#### Assignment
Please return the lines of the data that contain "icon".

#### Entries shown
★ ★ ★
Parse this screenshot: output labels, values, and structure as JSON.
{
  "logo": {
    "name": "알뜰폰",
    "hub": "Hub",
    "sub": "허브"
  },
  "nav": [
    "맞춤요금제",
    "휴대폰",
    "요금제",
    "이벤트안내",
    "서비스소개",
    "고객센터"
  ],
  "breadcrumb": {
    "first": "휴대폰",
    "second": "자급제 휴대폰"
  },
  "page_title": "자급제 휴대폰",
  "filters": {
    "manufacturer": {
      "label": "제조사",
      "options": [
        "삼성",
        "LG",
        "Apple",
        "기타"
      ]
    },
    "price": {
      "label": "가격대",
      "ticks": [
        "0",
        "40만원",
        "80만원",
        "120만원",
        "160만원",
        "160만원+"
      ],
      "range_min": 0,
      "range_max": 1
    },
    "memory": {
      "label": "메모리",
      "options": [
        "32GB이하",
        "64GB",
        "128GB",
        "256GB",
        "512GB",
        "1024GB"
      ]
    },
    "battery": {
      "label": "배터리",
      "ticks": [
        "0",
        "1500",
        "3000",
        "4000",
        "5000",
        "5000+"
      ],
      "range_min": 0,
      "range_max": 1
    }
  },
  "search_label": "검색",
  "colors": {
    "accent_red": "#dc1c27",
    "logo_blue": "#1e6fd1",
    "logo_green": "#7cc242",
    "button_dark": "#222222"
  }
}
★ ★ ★
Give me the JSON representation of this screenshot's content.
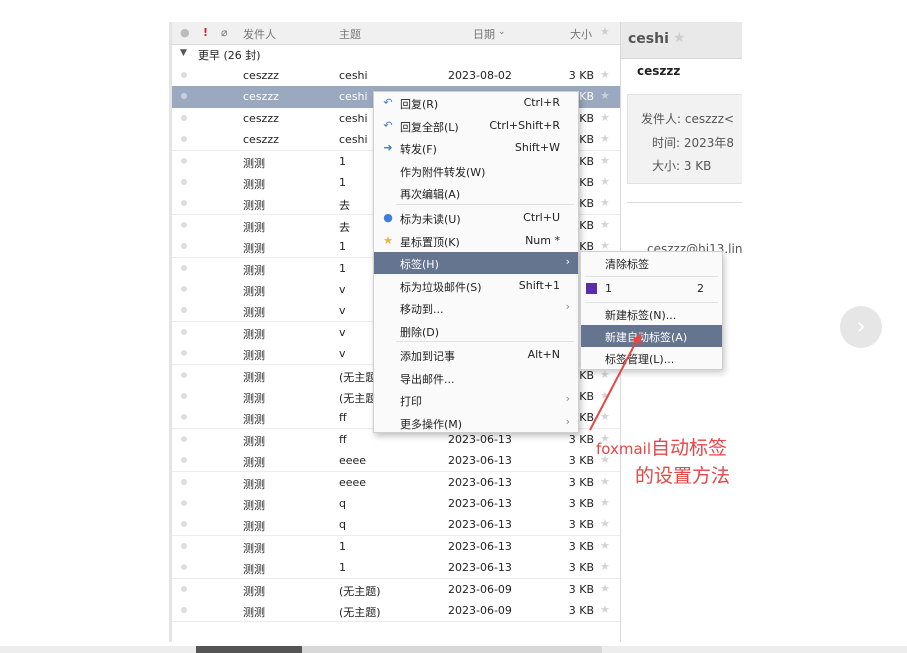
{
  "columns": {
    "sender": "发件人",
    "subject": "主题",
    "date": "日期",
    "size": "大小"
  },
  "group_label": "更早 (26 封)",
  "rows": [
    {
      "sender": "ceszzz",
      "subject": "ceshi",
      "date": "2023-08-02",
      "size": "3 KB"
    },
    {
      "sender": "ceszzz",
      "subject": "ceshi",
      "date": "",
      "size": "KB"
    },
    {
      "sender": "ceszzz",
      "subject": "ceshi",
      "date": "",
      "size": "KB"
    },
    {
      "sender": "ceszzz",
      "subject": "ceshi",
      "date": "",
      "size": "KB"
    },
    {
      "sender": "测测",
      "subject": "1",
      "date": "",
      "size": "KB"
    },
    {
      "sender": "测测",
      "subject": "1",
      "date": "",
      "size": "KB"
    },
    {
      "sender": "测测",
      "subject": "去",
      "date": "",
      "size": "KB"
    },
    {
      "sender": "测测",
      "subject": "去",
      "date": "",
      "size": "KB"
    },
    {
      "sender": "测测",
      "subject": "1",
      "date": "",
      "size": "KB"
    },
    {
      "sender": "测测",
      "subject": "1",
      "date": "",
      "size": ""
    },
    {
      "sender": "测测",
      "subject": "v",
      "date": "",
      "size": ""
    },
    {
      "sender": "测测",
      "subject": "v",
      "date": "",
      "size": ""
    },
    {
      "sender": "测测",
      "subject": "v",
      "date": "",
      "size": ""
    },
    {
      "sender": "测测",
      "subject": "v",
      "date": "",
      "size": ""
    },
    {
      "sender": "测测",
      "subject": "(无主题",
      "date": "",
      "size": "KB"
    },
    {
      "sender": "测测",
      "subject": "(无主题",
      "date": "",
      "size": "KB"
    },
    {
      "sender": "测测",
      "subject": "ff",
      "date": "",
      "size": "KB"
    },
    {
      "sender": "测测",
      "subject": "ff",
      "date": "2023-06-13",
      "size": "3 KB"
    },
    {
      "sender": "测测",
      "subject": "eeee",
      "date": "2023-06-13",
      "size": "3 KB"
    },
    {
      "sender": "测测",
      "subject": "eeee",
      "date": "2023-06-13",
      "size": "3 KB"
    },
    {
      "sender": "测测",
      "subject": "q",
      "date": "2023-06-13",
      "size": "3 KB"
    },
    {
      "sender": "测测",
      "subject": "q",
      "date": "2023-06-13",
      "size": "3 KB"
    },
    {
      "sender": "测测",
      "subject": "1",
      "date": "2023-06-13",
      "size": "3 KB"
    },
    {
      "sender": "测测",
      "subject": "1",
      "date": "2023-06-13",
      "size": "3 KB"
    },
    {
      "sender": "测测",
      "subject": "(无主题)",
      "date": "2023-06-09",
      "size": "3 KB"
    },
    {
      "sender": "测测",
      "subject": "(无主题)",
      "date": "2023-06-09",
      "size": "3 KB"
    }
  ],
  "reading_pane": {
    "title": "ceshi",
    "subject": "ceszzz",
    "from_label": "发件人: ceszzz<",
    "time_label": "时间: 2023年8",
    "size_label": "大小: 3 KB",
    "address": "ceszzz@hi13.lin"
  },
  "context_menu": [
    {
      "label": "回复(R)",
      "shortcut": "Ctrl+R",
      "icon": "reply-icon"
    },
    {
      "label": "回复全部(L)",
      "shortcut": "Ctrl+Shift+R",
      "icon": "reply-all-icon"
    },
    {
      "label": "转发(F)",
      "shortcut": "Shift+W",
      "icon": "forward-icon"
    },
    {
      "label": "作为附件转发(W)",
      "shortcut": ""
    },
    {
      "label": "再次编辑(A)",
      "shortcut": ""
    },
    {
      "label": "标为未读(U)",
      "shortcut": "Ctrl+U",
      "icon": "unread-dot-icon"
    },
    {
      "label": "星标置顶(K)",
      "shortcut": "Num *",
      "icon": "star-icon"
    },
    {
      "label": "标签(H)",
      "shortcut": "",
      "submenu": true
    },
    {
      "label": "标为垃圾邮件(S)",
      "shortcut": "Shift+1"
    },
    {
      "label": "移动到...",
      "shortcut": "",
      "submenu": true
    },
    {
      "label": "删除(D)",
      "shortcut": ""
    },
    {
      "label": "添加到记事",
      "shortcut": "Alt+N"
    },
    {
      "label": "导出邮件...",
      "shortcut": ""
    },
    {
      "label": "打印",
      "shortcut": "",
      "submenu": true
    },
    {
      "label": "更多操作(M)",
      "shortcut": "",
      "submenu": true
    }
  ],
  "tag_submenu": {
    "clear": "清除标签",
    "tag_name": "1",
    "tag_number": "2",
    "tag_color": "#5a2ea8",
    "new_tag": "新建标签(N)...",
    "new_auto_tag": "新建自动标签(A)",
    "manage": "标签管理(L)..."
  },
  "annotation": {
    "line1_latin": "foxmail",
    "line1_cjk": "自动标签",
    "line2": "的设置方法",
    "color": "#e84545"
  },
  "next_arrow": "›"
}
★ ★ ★
#### Exercise solution
      "icon": "reply-icon"
      "icon": "reply-all-icon"
      "icon": "forward-icon"
      "icon": "unread-dot-icon"
      "icon": "star-icon"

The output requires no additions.